It’s a bold move to change a product that most people consider to be at the top of its game, but so competitive is the market these days that resting on one’s laurels leaves one open to surprise challenges from eager rivals.
Tough competition to beatWith the PM6004 amp there’s an obvious goal: beat the Yamaha A-S500 that pipped its predecessor to our ‘Best Stereo Amp up to £500’ Award in 2010.
To that end, Marantz has instigated a thorough overhaul, ditching the integrated circuits of the past in favour of separate preamp and power amp sections built entirely from discreet components.
A thorough upgrade of the amp has achieved even more substantial improvements. It’s that ability to cut right to the heart of a track that’s most impressive.
More after the break
Play Nick Cave and Warren Ellis’ soundtrack to the bleak movie The Road, and the longing and melancholy of the weeping strings is made abundantly clear, thanks to a degree of transparency and timing that’s truly exceptional for this amount of money.Authority without oafishnessA swap to Tchaikovsky’s 1812 Overture brings with it a big change of pace and a massive challenge, but the PM6004 tackles it with supreme (and well-placed) confidence. Notes hit with punch and precision, but there’s also weight and solidity here that rivals struggle to match.

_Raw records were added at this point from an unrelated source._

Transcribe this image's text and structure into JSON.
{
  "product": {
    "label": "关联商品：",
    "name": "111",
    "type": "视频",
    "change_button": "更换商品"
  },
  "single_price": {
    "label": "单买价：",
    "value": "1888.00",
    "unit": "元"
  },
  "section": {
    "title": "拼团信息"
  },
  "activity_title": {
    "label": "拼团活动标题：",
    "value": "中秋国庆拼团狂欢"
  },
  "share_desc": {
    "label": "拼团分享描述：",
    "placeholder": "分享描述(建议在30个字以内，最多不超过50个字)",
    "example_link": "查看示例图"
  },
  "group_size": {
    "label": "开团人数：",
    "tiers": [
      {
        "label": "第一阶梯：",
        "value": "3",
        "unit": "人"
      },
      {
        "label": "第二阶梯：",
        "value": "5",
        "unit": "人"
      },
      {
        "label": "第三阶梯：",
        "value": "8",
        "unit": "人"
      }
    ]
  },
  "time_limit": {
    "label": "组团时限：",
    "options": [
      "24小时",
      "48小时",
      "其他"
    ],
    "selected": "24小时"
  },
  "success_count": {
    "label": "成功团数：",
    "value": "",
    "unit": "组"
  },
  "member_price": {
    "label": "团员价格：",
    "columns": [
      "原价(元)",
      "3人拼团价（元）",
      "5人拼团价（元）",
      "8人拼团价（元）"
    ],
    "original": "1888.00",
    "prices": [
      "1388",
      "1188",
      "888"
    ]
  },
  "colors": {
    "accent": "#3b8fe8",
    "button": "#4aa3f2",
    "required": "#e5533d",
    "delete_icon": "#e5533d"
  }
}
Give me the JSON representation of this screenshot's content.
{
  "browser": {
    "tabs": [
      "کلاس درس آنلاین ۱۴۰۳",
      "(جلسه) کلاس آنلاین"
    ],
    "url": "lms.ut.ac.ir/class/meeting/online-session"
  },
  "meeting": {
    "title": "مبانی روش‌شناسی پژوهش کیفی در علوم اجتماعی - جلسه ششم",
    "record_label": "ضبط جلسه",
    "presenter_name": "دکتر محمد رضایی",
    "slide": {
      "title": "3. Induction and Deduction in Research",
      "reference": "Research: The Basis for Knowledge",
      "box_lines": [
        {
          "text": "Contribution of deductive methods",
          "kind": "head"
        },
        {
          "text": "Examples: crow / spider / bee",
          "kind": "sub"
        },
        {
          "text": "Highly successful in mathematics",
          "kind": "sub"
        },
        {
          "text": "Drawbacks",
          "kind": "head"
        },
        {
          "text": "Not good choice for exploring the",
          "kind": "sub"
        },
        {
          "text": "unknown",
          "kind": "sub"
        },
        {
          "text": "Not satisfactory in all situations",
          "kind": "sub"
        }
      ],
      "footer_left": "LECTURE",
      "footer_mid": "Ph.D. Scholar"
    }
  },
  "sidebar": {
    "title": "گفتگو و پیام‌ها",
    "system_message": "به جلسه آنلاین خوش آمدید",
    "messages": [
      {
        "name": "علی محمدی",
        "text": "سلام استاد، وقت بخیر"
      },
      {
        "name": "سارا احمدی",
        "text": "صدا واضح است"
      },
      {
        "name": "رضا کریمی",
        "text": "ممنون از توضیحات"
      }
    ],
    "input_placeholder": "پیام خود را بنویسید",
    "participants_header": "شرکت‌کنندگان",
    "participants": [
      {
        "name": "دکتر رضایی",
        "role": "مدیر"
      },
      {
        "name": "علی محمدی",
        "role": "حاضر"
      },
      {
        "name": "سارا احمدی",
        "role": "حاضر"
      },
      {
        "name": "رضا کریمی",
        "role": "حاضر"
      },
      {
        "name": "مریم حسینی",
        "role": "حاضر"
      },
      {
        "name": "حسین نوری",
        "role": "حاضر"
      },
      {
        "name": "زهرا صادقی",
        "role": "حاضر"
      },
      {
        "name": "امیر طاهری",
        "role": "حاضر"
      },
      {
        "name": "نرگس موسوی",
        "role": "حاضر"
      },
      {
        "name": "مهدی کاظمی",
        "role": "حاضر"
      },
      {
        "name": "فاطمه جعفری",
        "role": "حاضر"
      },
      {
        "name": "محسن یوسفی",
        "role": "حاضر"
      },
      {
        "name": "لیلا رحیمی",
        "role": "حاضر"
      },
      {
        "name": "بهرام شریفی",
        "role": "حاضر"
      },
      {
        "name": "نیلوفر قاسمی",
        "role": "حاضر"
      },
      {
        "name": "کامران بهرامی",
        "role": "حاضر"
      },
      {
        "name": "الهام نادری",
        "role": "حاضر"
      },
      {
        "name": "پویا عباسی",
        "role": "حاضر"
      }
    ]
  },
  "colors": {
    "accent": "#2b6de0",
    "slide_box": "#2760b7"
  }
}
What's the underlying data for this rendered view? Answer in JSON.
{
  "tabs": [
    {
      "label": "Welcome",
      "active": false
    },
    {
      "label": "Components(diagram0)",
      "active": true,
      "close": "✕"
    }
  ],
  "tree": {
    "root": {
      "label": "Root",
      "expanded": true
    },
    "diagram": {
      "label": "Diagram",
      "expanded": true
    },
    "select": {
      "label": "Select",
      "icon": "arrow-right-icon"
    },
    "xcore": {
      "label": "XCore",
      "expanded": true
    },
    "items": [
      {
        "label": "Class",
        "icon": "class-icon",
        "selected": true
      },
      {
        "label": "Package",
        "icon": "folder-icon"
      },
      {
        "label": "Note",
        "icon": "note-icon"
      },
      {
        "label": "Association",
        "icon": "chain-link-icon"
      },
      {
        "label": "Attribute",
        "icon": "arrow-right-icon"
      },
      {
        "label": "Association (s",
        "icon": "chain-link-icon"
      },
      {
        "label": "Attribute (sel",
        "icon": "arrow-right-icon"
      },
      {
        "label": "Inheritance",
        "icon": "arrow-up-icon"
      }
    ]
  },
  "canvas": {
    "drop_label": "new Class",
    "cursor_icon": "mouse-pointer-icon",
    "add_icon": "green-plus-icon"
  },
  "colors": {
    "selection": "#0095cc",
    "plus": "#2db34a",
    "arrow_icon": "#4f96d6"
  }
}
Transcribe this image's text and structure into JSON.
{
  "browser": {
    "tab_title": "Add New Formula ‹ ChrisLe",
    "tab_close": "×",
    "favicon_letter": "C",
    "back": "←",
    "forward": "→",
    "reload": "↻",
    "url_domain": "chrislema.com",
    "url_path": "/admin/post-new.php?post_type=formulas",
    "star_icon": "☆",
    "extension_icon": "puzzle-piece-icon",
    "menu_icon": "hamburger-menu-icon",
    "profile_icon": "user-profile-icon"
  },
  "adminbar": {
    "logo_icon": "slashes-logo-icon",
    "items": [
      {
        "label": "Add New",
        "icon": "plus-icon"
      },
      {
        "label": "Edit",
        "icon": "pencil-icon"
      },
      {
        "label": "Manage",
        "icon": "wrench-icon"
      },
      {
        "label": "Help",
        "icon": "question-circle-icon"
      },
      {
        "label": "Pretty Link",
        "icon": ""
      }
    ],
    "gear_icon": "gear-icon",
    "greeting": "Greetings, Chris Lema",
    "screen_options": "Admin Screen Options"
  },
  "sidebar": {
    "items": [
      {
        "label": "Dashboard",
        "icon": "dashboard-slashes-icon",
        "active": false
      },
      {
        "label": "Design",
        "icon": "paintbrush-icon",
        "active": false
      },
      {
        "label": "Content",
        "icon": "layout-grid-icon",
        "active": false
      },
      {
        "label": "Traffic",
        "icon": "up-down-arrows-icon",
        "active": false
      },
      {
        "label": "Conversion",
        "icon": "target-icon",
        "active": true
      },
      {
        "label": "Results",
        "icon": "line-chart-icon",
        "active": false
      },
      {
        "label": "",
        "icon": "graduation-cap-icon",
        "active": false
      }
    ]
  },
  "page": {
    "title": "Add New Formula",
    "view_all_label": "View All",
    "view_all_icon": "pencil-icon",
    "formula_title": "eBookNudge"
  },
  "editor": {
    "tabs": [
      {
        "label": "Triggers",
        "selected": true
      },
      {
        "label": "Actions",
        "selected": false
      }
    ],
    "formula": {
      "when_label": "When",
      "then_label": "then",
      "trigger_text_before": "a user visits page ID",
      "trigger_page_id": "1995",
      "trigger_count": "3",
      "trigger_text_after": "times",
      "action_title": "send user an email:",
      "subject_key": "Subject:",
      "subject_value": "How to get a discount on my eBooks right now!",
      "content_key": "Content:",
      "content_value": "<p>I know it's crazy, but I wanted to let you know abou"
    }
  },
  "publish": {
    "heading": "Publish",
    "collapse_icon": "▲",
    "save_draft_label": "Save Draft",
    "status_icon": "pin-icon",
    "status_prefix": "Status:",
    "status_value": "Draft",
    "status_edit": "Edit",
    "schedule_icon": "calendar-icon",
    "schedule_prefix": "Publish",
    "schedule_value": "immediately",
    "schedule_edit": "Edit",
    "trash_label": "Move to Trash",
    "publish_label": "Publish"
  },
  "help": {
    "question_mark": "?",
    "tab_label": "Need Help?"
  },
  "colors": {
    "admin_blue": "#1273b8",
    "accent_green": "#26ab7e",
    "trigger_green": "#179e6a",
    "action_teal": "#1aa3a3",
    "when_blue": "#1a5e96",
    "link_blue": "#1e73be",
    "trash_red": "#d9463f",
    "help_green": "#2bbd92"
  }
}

Even more impressive is the fact that this solidity combines with a lightness of foot that helps the amp dance from beat to beat without a hint of sluggishness. Do make sure you click the ‘source direct’ button to get the very best out of it, though.
Of course, a component that is individually superb can flop when paired with another, but that’s far from the case here. Connect the PM6004 with the Marantz CD6004 CD player and it’s immediately clear that they’ve been tuned to complement each other.
Works a treat with its partnering CD playerWhile the PM6004 is flexible enough to be partnered with other, non-Marantz electronics, as a pair they pull in the same sonic direction, and the resulting presentation is as fast-paced, detailed and dynamic as you could possibly hope for from a hi-fi pairing at this end of the market.
Add a pair of Tannoy Revolution DC6 T floorstanders (£800) and you’ll be especially happy, but B&W’s 685s (£380) or KEF’s Q300s (£450), both standmounted designs, are also highly recommended partners for what is a simply superb, affordable, hi-fi separates system.